Exercise directions
If a line in the listing includes the word "title", copy it out.

Input
******
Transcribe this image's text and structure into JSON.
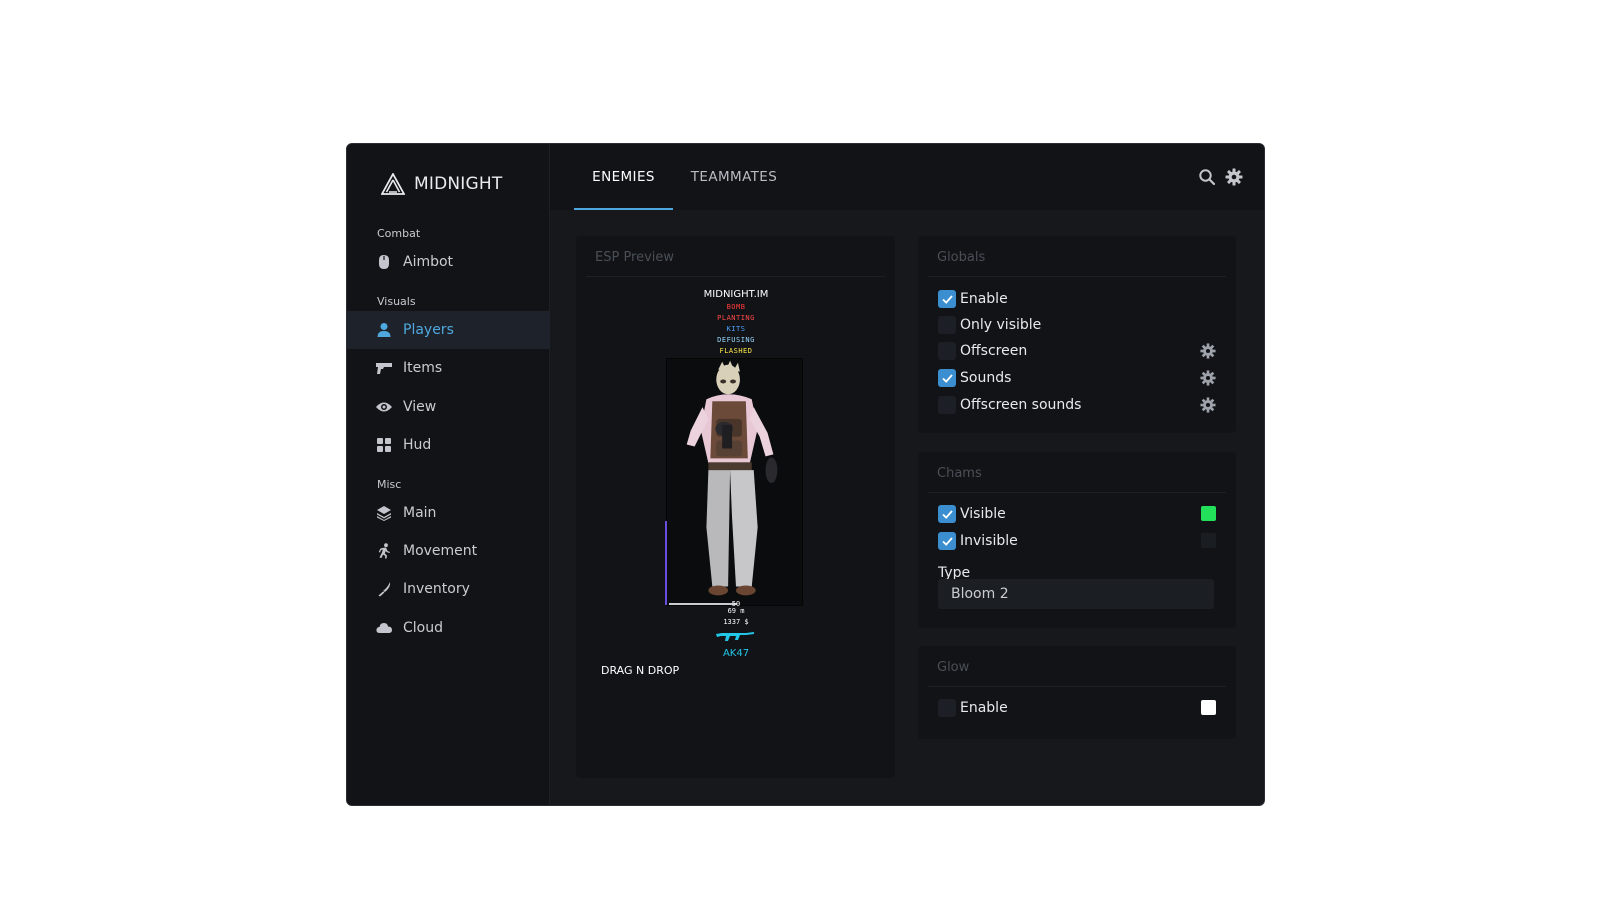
{
  "app": {
    "brand": "MIDNIGHT"
  },
  "sidebar": {
    "sections": [
      {
        "label": "Combat"
      },
      {
        "label": "Visuals"
      },
      {
        "label": "Misc"
      }
    ],
    "items": [
      {
        "label": "Aimbot",
        "icon": "mouse-icon"
      },
      {
        "label": "Players",
        "icon": "person-icon",
        "active": true
      },
      {
        "label": "Items",
        "icon": "gun-icon"
      },
      {
        "label": "View",
        "icon": "eye-icon"
      },
      {
        "label": "Hud",
        "icon": "grid-icon"
      },
      {
        "label": "Main",
        "icon": "layers-icon"
      },
      {
        "label": "Movement",
        "icon": "running-icon"
      },
      {
        "label": "Inventory",
        "icon": "knife-icon"
      },
      {
        "label": "Cloud",
        "icon": "cloud-icon"
      }
    ]
  },
  "tabs": [
    {
      "label": "ENEMIES",
      "active": true
    },
    {
      "label": "TEAMMATES",
      "active": false
    }
  ],
  "esp_preview": {
    "title": "ESP Preview",
    "player_name": "MIDNIGHT.IM",
    "flags": [
      {
        "text": "BOMB",
        "color": "#ff3b3b"
      },
      {
        "text": "PLANTING",
        "color": "#ff4a4a"
      },
      {
        "text": "KITS",
        "color": "#4aa3ff"
      },
      {
        "text": "DEFUSING",
        "color": "#9ad7ff"
      },
      {
        "text": "FLASHED",
        "color": "#ffe84a"
      }
    ],
    "health": "50",
    "distance": "69 m",
    "money": "1337 $",
    "weapon": "AK47",
    "drag_label": "DRAG N DROP"
  },
  "globals": {
    "title": "Globals",
    "options": [
      {
        "label": "Enable",
        "checked": true,
        "settings": false
      },
      {
        "label": "Only visible",
        "checked": false,
        "settings": false
      },
      {
        "label": "Offscreen",
        "checked": false,
        "settings": true
      },
      {
        "label": "Sounds",
        "checked": true,
        "settings": true
      },
      {
        "label": "Offscreen sounds",
        "checked": false,
        "settings": true
      }
    ]
  },
  "chams": {
    "title": "Chams",
    "options": [
      {
        "label": "Visible",
        "checked": true,
        "color": "#22e05a"
      },
      {
        "label": "Invisible",
        "checked": true,
        "color": "#1a1d22"
      }
    ],
    "type_label": "Type",
    "type_value": "Bloom 2"
  },
  "glow": {
    "title": "Glow",
    "options": [
      {
        "label": "Enable",
        "checked": false,
        "color": "#ffffff"
      }
    ]
  },
  "colors": {
    "accent": "#4ea8de",
    "background": "#16181c",
    "panel": "#111316"
  }
}
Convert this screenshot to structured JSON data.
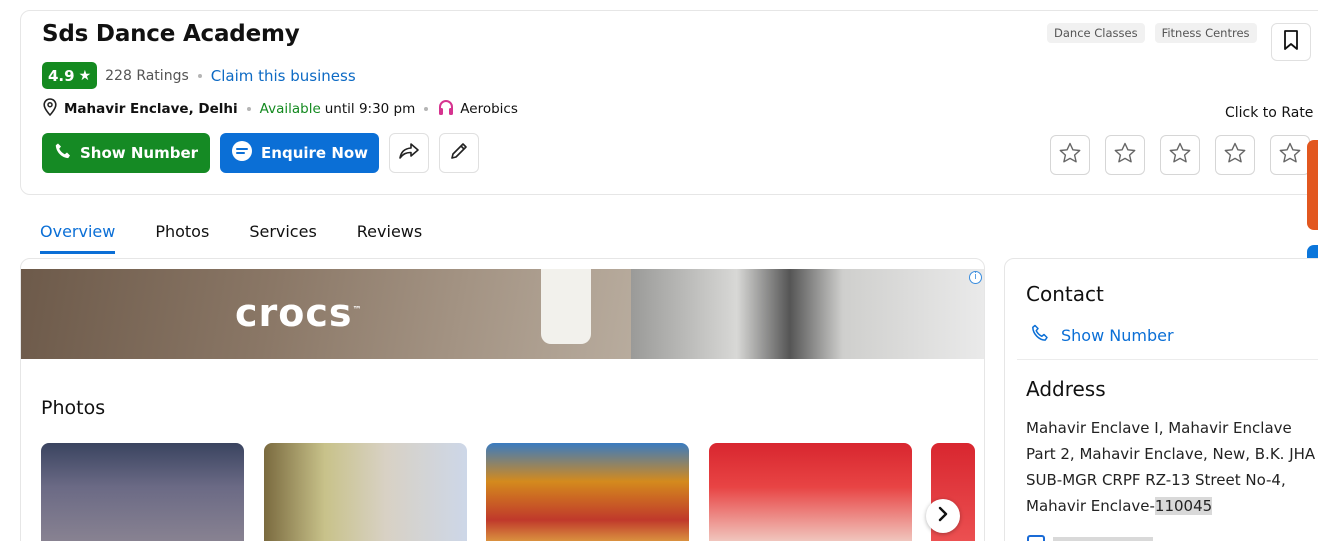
{
  "business": {
    "name": "Sds Dance Academy",
    "rating": "4.9",
    "rating_star": "★",
    "ratings_count": "228 Ratings",
    "claim": "Claim this business",
    "location": "Mahavir Enclave, Delhi",
    "available": "Available",
    "until": "until 9:30 pm",
    "category": "Aerobics"
  },
  "actions": {
    "show_number": "Show Number",
    "enquire": "Enquire Now"
  },
  "tags": [
    "Dance Classes",
    "Fitness Centres"
  ],
  "rate": {
    "label": "Click to Rate",
    "stars": 5
  },
  "tabs": [
    "Overview",
    "Photos",
    "Services",
    "Reviews"
  ],
  "ad": {
    "brand": "crocs",
    "trademark": "™"
  },
  "photos": {
    "title": "Photos"
  },
  "contact": {
    "heading": "Contact",
    "show_number": "Show Number"
  },
  "address": {
    "heading": "Address",
    "text": "Mahavir Enclave I, Mahavir Enclave Part 2, Mahavir Enclave, New, B.K. JHA SUB-MGR CRPF RZ-13 Street No-4, Mahavir Enclave-",
    "pin": "110045"
  },
  "colors": {
    "green": "#148a20",
    "blue": "#0b6fd6",
    "orange": "#e2571f"
  }
}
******
Response box
    "title": "ESP Preview",
    "title": "Globals",
    "title": "Chams",
    "title": "Glow",
    "title": "Photos"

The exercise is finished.